I would also like to be able to tell you that my penchant for revealing secrets is proof that I harbor no secrets of my own. I would like to tell you that, but it would be a falsehood. There are circumstances in my private life which I will not discuss, because there is potential embarrassment, potential hurt, potential damage to relationships. There are also truths which are simply not for public consumption, and therefore, will remain private and guarded. Knowing this about myself, I am not sure why I am surprised when I hear, as I have on more than one occasion within the last week, about deep secrets, unhappy truths in the lives of people I know and some I love. I have accepted the facade, the public face for so long that the ugly truth that resides behind it is a shock when exposed. It would be no different if you could see behind the curtain of my existence. By now, it is cliche to quote that humbug of a wizard who has tricked Dorothy and her friends into believing his publicity, but it is the desperate cry of every one of us. “Pay no attention to the man behind the curtain!”
I am coming to understand finally (I tell you, I’m not a quick study), that most of my friends have sorrows they never will share; many of my family members are hiding hurts they cannot put into words. This knowledge is changing the manner in which I look at people who cross my path everyday. I understand a little better that each has burdens which are unbearable, secrets which they fear will be exposed at any moment. I don’t know specifically how to help with their burdens, but I have it on good authority that there is One who does. I also understand that He left instructions for us to get some practice at helping each other with these wearying loads, in spite of our own personal needs. I’m thinking that just realizing that the load is every bit as heavy for them as for me is the beginning of a change of heart on my part, of a desire to assist. It turns out that the phrase I utter countless times a day to my customers is exactly what all of us need to be saying…just a little more purposefully.

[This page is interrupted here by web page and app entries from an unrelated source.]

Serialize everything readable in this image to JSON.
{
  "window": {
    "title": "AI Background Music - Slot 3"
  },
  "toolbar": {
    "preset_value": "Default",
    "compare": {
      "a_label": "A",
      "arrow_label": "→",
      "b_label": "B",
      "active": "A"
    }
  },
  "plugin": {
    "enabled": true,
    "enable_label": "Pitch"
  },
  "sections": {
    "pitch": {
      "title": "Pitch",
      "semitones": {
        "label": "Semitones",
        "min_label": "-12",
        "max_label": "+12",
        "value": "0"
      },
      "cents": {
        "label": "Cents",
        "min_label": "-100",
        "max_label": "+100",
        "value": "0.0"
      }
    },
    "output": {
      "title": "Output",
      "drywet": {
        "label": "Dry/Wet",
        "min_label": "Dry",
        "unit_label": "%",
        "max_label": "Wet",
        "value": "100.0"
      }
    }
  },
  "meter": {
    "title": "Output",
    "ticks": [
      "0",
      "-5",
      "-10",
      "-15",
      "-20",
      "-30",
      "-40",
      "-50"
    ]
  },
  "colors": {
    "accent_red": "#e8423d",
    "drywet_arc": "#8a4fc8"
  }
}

“May I help you?”
“Come unto Me, all you who are weary and heavy burdened, and I will give you rest.”
“Carry each other’s burdens. In this way you fulfill the law of Christ.”